How deforestation helps deadly viruses jump from animals to humans

Amy Y. Vittor, University of Florida; Gabriel Zorello Laporta, Faculdade de Medicina do ABC, and Maria Anice Mureb Sallum, Universidade de São Paulo Many pandemics originate from wildlife that jumps from animal to human. These leaps often happen at the edges of the world’s tropical forests, where deforestation is increasingly bringing people into contact withContinue reading “How deforestation helps deadly viruses jump from animals to humans”

Almost 90% of the world’s animal species will lose some habitat to agriculture by 2050

David Williams, University of Leeds and Michael Clark, University of Oxford Scientists know that biodiversity is declining across much of the world although less universally and dramatically than we feared. We also know that things are likely to get worse in the future, with a combination of habitat loss, climate change and overexploitation set toContinue reading “Almost 90% of the world’s animal species will lose some habitat to agriculture by 2050”
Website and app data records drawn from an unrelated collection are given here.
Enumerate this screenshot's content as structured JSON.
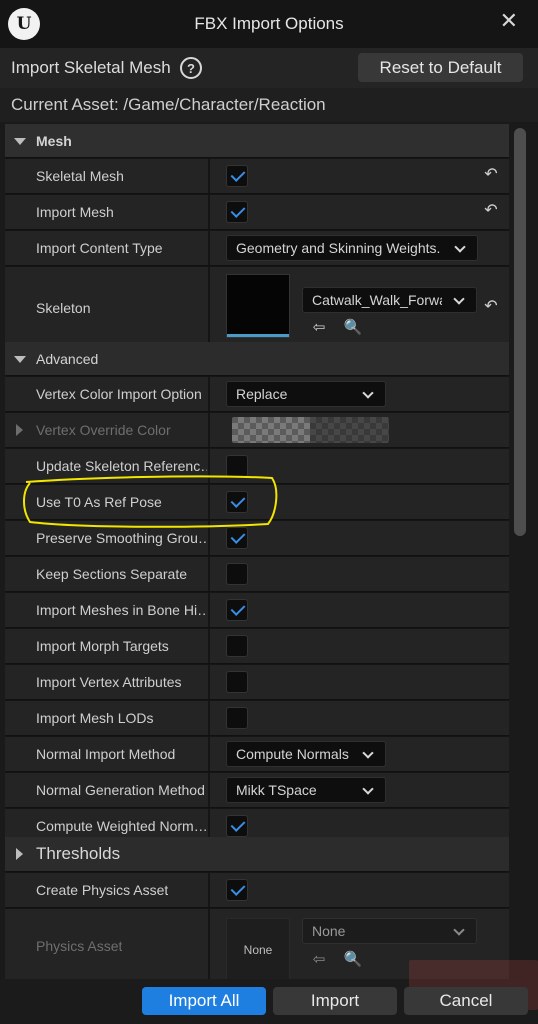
{
  "window": {
    "title": "FBX Import Options",
    "close_glyph": "✕",
    "logo_glyph": "U"
  },
  "header": {
    "title": "Import Skeletal Mesh",
    "help_glyph": "?",
    "reset_label": "Reset to Default"
  },
  "asset": {
    "label": "Current Asset:  /Game/Character/Reaction"
  },
  "categories": {
    "mesh": "Mesh",
    "advanced": "Advanced",
    "thresholds": "Thresholds"
  },
  "rows": {
    "skeletal_mesh": {
      "label": "Skeletal Mesh",
      "checked": true
    },
    "import_mesh": {
      "label": "Import Mesh",
      "checked": true
    },
    "import_content_type": {
      "label": "Import Content Type",
      "value": "Geometry and Skinning Weights."
    },
    "skeleton": {
      "label": "Skeleton",
      "value": "Catwalk_Walk_Forwa"
    },
    "vertex_color_import_option": {
      "label": "Vertex Color Import Option",
      "value": "Replace"
    },
    "vertex_override_color": {
      "label": "Vertex Override Color"
    },
    "update_skeleton_reference": {
      "label": "Update Skeleton Referenc…",
      "checked": false
    },
    "use_t0_as_ref_pose": {
      "label": "Use T0 As Ref Pose",
      "checked": true
    },
    "preserve_smoothing_groups": {
      "label": "Preserve Smoothing Grou…",
      "checked": true
    },
    "keep_sections_separate": {
      "label": "Keep Sections Separate",
      "checked": false
    },
    "import_meshes_in_bone_hierarchy": {
      "label": "Import Meshes in Bone Hi…",
      "checked": true
    },
    "import_morph_targets": {
      "label": "Import Morph Targets",
      "checked": false
    },
    "import_vertex_attributes": {
      "label": "Import Vertex Attributes",
      "checked": false
    },
    "import_mesh_lods": {
      "label": "Import Mesh LODs",
      "checked": false
    },
    "normal_import_method": {
      "label": "Normal Import Method",
      "value": "Compute Normals"
    },
    "normal_generation_method": {
      "label": "Normal Generation Method",
      "value": "Mikk TSpace"
    },
    "compute_weighted_normals": {
      "label": "Compute Weighted Norm…",
      "checked": true
    },
    "create_physics_asset": {
      "label": "Create Physics Asset",
      "checked": true
    },
    "physics_asset": {
      "label": "Physics Asset",
      "value": "None",
      "thumb_text": "None"
    }
  },
  "icons": {
    "reset_to_default": "↶",
    "browse": "⇦",
    "find_in_browser": "🔍"
  },
  "footer": {
    "import_all": "Import All",
    "import": "Import",
    "cancel": "Cancel"
  },
  "colors": {
    "accent": "#1f7fe0",
    "check": "#3a8ee6",
    "highlight": "#f2e600"
  }
}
Deforestation can raise local temperatures by up to 4.5℃ – and heat untouched areas 6km away

Sally Thompson, The University of Western Australia; Débora Corrêa, The University of Western Australia; John Duncan, The University of Western Australia, and Octavia Crompton, Duke University Forests directly cool the planet, like natural evaporative air conditioners. So what happens when you cut them down? In tropical countries such as Indonesia, Brazil and the Congo, rapidContinue reading “Deforestation can raise local temperatures by up to 4.5℃ – and heat untouched areas 6km away”

Africa’s rainforests are different. Why it matters that they’re protected

Martin Sullivan, University of Leeds; Oliver Phillips, University of Leeds, and Simon Lewis, UCL Around 2 million km² of Africa is covered by tropical rainforests. They are second only in extent to those in Amazonia, which cover around 6 million km². Rainforests are home to vast numbers of species. For example, the world’s tropical rainforestsContinue reading “Africa’s rainforests are different. Why it matters that they’re protected”

Climate Explained: what would happen if we cut down the Amazon rainforest?

Sebastian Leuzinger, Auckland University of Technology What would happen if we cut down the entire Amazon rainforest? Could it be replaced by an equal amount of reforestation elsewhere? Removing the entire Amazon rainforest would have myriad consequences, with the most obvious ones possibly not the worst. Most people will first think of the carbon currentlyContinue reading “Climate Explained: what would happen if we cut down the Amazon rainforest?”

How plywood started the destruction of Indonesia’s forests

Indonesia now has the has the fastest rate of deforestation in the world, driven largely by clearing for palm oil plantations. But the process began long ago, with one of the most common building materials: plywood. As far as commodities are concerned, it was plywood that defined the rainforests of Borneo in the 1970s andContinue reading “How plywood started the destruction of Indonesia’s forests”

Huge ecosystems could collapse in less than 50 years – new study

We know that ecosystems under stress can reach a point where they rapidly collapse into something very different. The clear water of a pristine lake can turn algae-green in a matter of months. In hot summers, a colourful coral reef can soon become bleached and virtually barren. And if a tropical forest has its canopyContinue reading “Huge ecosystems could collapse in less than 50 years – new study”